With the academic year now in full swing, and most university rankings published – the latest being the US News and World Report’s 2019 Best Global Universities ranking on 30 October – higher education leaders around the world are looking at where they stand in comparison to their peers. This editorial was first published on University World News on 12 November 2018.
Each year some universities lose ground while others gain and there is always an abundance of commentary about the rankings and their methodologies. But has anything really changed over the years in the way they are compiled?
Earlier this year, the IREG Observatory on Academic Ranking and Excellence published an inventory of international university rankings covering 2014-17, which bears striking similarities to reports published by the European University Association (EUA) back in 2011 and 2013.
Those reports noted that there was a rise in the number of rankings and that their diversification was growing as compilers had started publishing several different kinds of parallel rankings. This is still true today: The majority of the sub-, subject and regional rankings mentioned in the IREG report have been launched since 2013. And there are new ones coming out all the time, including on teaching and even sustainable development.

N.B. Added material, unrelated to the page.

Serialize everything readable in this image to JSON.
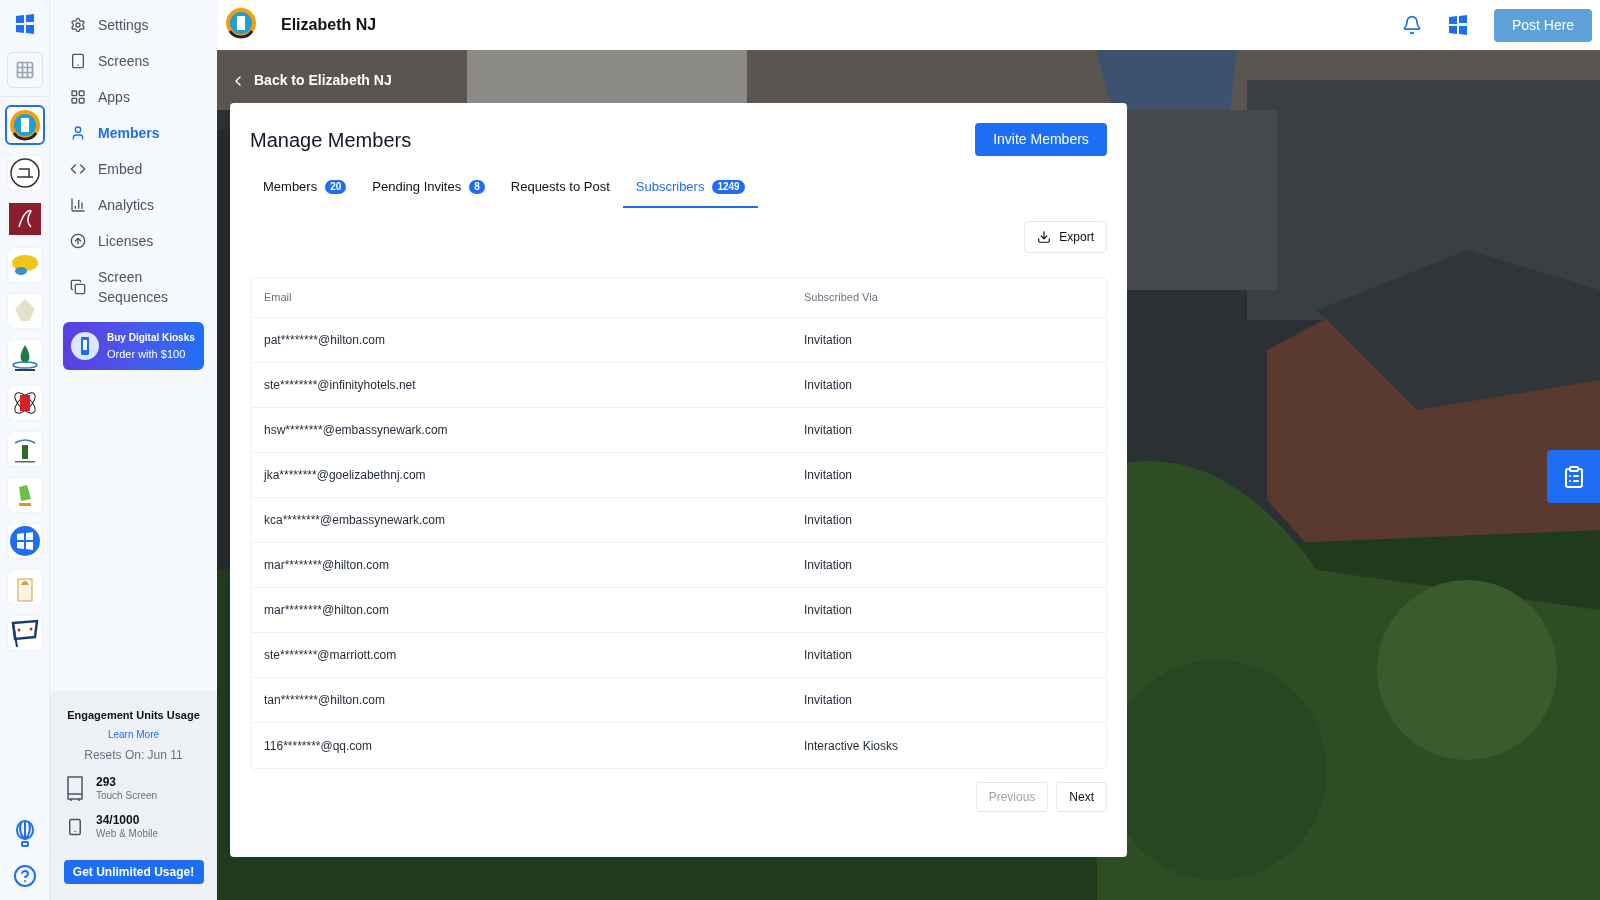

Another constant in the world of rankings is the focus on elite universities. The IREG report notes that the ‘Top 1000’ has become standard for the number of higher education institutions included in rankings. This represents little progress since 2013, when EUA noted that most rankings were limited to covering 500-700 institutions and questioned whether increasing the number beyond 1,000 would be feasible while still producing stable results.
Notably, fundamental flaws in the ranking methodologies have persisted over time. They are built into the very concept of compiling a ranking – meaning that there is no such thing as a perfect or objective ranking. These flaws come from issues like presenting simple-looking figures that are derived from complicated formulas.
Moreover, indicators may be absolute or relative and subjective judgement by the compilers may determine which indicators are more important. Finally, it is very difficult for rankings to take into consideration the institution’s societal context.
Similarly, biases built into ranking indicators still prevail. Disciplines have different publishing opportunities and language and regional biases remain in global rankings even if compilers have made attempts to address this through regional rankings. Some rankings rely partly on peer review or reputation surveys, which also create biases.
And last but not least, a simple review of methodologies shows that rankings continue to judge universities largely, if not solely, on research criteria. Educational or societal missions continue to be ignored. Even in cases in which there are criteria for mapping teaching performance, they are proxies, and do not represent teaching quality.
Moreover, often information is missing and doubts prevail about the comparability of data. This will continue to be a major challenge in new attempts to produce rankings specifically focused on teaching or the societal mission of universities.
The EUA reports discuss the difficulties in understanding how the indicators were compiled. They also point out that descriptions of methodologies offered by the rankers are often superficial. In this context, the IREG Ranking Audit initiative gave hope that this would change, as it was intended to introduce a system of self-regulation in the sector.
The transparency of methodologies is indeed one of the criteria IREG uses when it audits whether a ranking is done professionally and transparently and whether it observes good practices and responds to a need for relevant information. However, it is noteworthy that so far, according to IREG, only one international ranking – the QS World University Rankings – and three national rankings – Poland’s Perspektywy University Ranking, Russia’s Russian University Ranking and Germany’s CHE University Ranking – have received an ‘IREG Approved’ certificate.
This autumn, as university leaders rush to find their place on the lists of the best and brightest in the sector, it is useful to remember that fundamentally nothing has really changed over the years in terms of ensuring rankings better depict the quality of universities and their activities. There are more rankings and more different types of focus, but rankings are inherently able to tell only a part of a much wider story.
“Expert Voices” is an online platform featuring original commentary and analysis on the higher education and research sector in Europe. It offers EUA experts, members and partners the opportunity to share their expertise and perspectives in an interactive and flexible exchange on key topics in the field.
All views expressed in these articles are those of the authors and do not necessarily reflect those of EUA.